I tend to buy all my 3D printing fibres from Faberdashery. They are by no means the cheapest, but I’ve found their quality and consistency to be very good, and they have a range of really nice colours that go well together, at least to my untrained artistic eye.
There is one little trick that the company plays that is really rather cunning. When they send you a box of fibres they always include a few metres of a colour you haven’t ordered, to play with. This is sneaky because it usually ends up with me ordering a full roll of that colour. Today I got some new fibre and found that they’d included some gold stuff. This is not just gold, it has tiny flecks in it that look really nice. The picture above doesn’t really do it justice,
I’ve never really managed to get a happy ending when I print very small objects, they just tend to merge into one molten looking lump. However, I thought I’d have a go because if things went badly at least I’d not waste much raw materials, which didn’t cost me any money anyway. So I printed out a couple of tiny owl earrings and I don’t think they’ve turned out half bad.

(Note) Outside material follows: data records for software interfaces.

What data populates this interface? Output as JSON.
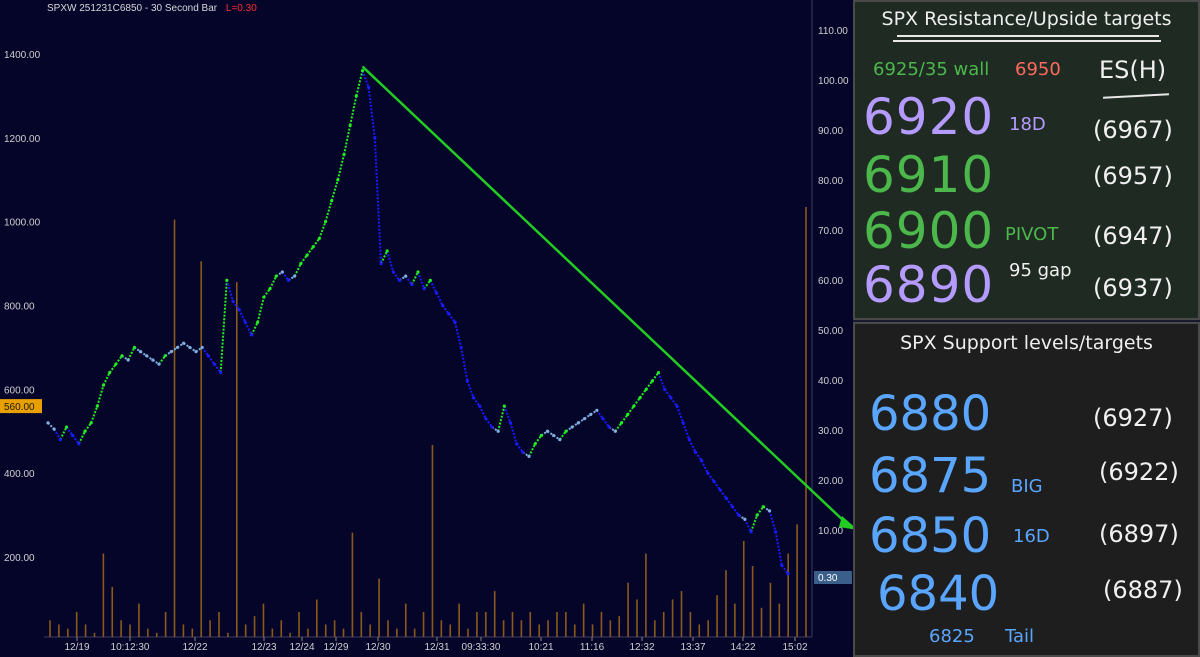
{
  "chart_title": "SPXW 251231C6850 - 30 Second Bar",
  "last_label": "L=0.30",
  "left_axis": {
    "ticks": [
      "1400.00",
      "1200.00",
      "1000.00",
      "800.00",
      "600.00",
      "400.00",
      "200.00"
    ],
    "price_tag": "560.00"
  },
  "right_axis": {
    "ticks": [
      "110.00",
      "100.00",
      "90.00",
      "80.00",
      "70.00",
      "60.00",
      "50.00",
      "40.00",
      "30.00",
      "20.00",
      "10.00"
    ],
    "price_tag": "0.30"
  },
  "x_axis": {
    "ticks": [
      "12/19",
      "10:12:30",
      "12/22",
      "12/23",
      "12/24",
      "12/29",
      "12/30",
      "12/31",
      "09:33:30",
      "10:21",
      "11:16",
      "12:32",
      "13:37",
      "14:22",
      "15:02"
    ]
  },
  "colors": {
    "bg": "#05052a",
    "up": "#22ee22",
    "mid": "#7fb0e0",
    "down": "#1a1aff",
    "volume": "#8a5a1a",
    "arrow": "#22cc22"
  },
  "chart_data": {
    "type": "line",
    "title": "SPXW 251231C6850 - 30 Second Bar",
    "ylim_left": [
      100,
      1450
    ],
    "ylim_right": [
      0,
      110
    ],
    "series": [
      {
        "values": [
          520,
          505,
          480,
          510,
          490,
          470,
          500,
          520,
          560,
          610,
          640,
          660,
          680,
          670,
          700,
          690,
          680,
          670,
          660,
          680,
          690,
          700,
          710,
          700,
          690,
          700,
          680,
          660,
          640,
          860,
          810,
          790,
          760,
          730,
          760,
          820,
          840,
          870,
          880,
          860,
          870,
          900,
          920,
          940,
          960,
          1000,
          1050,
          1100,
          1160,
          1230,
          1300,
          1360,
          1320,
          1200,
          900,
          930,
          880,
          860,
          870,
          850,
          880,
          840,
          860,
          830,
          800,
          780,
          760,
          700,
          620,
          580,
          560,
          530,
          510,
          500,
          560,
          520,
          470,
          450,
          440,
          470,
          490,
          500,
          490,
          480,
          500,
          510,
          520,
          530,
          540,
          550,
          530,
          510,
          500,
          520,
          540,
          560,
          580,
          600,
          620,
          640,
          600,
          580,
          560,
          520,
          480,
          450,
          430,
          400,
          380,
          360,
          340,
          320,
          300,
          290,
          260,
          300,
          320,
          310,
          260,
          180,
          160
        ]
      }
    ],
    "volume": [
      40,
      30,
      20,
      60,
      30,
      10,
      200,
      120,
      40,
      30,
      80,
      20,
      10,
      60,
      1000,
      30,
      20,
      900,
      40,
      60,
      10,
      850,
      30,
      50,
      80,
      20,
      40,
      10,
      60,
      20,
      90,
      30,
      40,
      20,
      250,
      60,
      30,
      140,
      40,
      20,
      80,
      20,
      60,
      460,
      40,
      30,
      80,
      20,
      60,
      60,
      110,
      40,
      60,
      40,
      60,
      30,
      40,
      60,
      60,
      30,
      80,
      30,
      60,
      40,
      50,
      130,
      90,
      200,
      40,
      60,
      90,
      110,
      60,
      30,
      40,
      100,
      160,
      80,
      230,
      170,
      70,
      130,
      80,
      200,
      270,
      1030
    ],
    "trendline": {
      "from_value": 1370,
      "to_right_value": 10.0
    }
  },
  "resistance": {
    "title": "SPX Resistance/Upside targets",
    "wall_label": "6925/35 wall",
    "wall_value": "6950",
    "es_label": "ES(H)",
    "levels": [
      {
        "value": "6920",
        "tag": "18D",
        "es": "(6967)",
        "color": "#b59bff"
      },
      {
        "value": "6910",
        "tag": "",
        "es": "(6957)",
        "color": "#4cb84c"
      },
      {
        "value": "6900",
        "tag": "PIVOT",
        "es": "(6947)",
        "color": "#4cb84c"
      },
      {
        "value": "6890",
        "tag": "95 gap",
        "es": "(6937)",
        "color": "#b59bff"
      }
    ]
  },
  "support": {
    "title": "SPX Support levels/targets",
    "levels": [
      {
        "value": "6880",
        "tag": "",
        "es": "(6927)"
      },
      {
        "value": "6875",
        "tag": "BIG",
        "es": "(6922)"
      },
      {
        "value": "6850",
        "tag": "16D",
        "es": "(6897)"
      },
      {
        "value": "6840",
        "tag": "",
        "es": "(6887)"
      }
    ],
    "tail_value": "6825",
    "tail_label": "Tail"
  }
}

A 3D printing tip: One of the things that determines the quality of the print is the “layer height”. The printer prints by laying down successive layers of plastic on top of each other. In theory, the thinner each layer the higher the resolution of the printing. My printer is supposed to be running at high quality when it prints layers which are a tenth of a millimetre thick. However I’ve found that in practice an ultra-thin layer doesn’t work very well. The print head is so close to the object being printed that it melts one layer as it puts the next on top, resulting in a sludgy looking mess. I’ve had much better results printing with thicker layers. The owls above were printed using layers that were a fifth of a millimetre in height. You can see each layer, but I quite like that, in the same way as wood has a grain, I quite like to be able to see how the object was constructed. I reckon it is worth trying to print out at with thicker layers sometimes. The printing will be quicker and it might even look nicer.